The latest appeal is on the final ruling in Douglas District Court by Judge Michael Gibbons on Feb. 11. He concluded the initiative has a legitimate governmental purpose by affecting the "public health, morals, safety and welfare of its citizens." Gibbons imposed a permanent injunction, effectively stalling the start of the initiative.
He also ruled the measure is inconsistent with Douglas County's master plan and thus cannot be the subject of a county ordinance for implementation as an amendment to the plan.
John Garvin, co-chairman of the SGI Committee, said the committee contends the initiative is consistent with the master plan, and that the county can pass an ordinance to implement the growth cap.
He said the Supreme Court will assign a settlement conference judge to meet with all parties to settle the matter.
"Judging by the position of the (Douglas County) DA and the DCBIA ... They have both indicated there is no legal reason to compromise so I expect the conference won't be affective. But we're willing to sit down and discuss," a settlement, Garvin said.
All parties have requested that the Supreme Court to expedite the matter, but that is up to the court. District Attorney Scott Doyle has said it could take more than a year to be heard.
Last month, the Supreme Court denied a request by Nevada Northwest for a new hearing on whether SGI was administrative or legislative in nature.
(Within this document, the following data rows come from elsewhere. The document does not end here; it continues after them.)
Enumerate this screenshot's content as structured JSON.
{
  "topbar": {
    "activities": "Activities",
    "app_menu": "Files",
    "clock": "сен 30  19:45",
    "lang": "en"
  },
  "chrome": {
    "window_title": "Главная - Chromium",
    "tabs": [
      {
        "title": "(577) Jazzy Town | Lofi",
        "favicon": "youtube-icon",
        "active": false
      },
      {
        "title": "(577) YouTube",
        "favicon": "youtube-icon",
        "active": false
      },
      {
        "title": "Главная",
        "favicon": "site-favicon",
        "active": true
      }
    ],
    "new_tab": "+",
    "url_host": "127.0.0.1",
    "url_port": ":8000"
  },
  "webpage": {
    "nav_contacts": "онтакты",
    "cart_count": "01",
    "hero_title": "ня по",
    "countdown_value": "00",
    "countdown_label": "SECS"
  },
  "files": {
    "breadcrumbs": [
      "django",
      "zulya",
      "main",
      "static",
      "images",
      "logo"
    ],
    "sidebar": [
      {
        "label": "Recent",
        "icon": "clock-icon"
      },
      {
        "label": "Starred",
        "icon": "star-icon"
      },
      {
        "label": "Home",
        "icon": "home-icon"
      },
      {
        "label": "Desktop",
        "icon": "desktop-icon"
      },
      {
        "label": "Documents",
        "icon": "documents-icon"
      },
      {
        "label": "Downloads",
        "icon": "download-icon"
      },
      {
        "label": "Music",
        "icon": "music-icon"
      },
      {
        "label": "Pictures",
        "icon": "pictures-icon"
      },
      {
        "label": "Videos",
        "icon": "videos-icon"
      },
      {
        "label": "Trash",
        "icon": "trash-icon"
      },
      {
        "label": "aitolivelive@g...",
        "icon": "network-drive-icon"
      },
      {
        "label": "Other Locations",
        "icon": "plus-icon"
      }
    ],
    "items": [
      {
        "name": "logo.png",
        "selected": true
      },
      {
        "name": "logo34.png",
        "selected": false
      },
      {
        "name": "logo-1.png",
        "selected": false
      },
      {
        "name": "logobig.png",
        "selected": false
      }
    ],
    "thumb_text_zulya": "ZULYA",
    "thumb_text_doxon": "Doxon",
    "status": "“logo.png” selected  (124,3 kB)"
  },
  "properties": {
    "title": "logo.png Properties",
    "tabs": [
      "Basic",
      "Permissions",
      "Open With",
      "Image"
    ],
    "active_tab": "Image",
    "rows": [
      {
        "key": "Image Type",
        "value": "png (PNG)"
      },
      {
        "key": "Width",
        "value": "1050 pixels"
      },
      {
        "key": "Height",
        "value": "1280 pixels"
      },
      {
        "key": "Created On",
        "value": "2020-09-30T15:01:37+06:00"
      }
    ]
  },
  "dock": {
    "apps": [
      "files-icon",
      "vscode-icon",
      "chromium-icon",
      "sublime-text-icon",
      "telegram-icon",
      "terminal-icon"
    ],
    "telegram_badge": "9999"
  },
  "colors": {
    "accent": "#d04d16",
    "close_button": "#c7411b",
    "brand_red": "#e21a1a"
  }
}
The court ruled Dec. 17, for the first time in Nevada, that the initiative process was valid as legislation, as opposed to administrative in nature.
The high court also said upholding the public's right to vote doesn't prevent lawsuits over the substance of an ordinance enacted to enforce growth limits.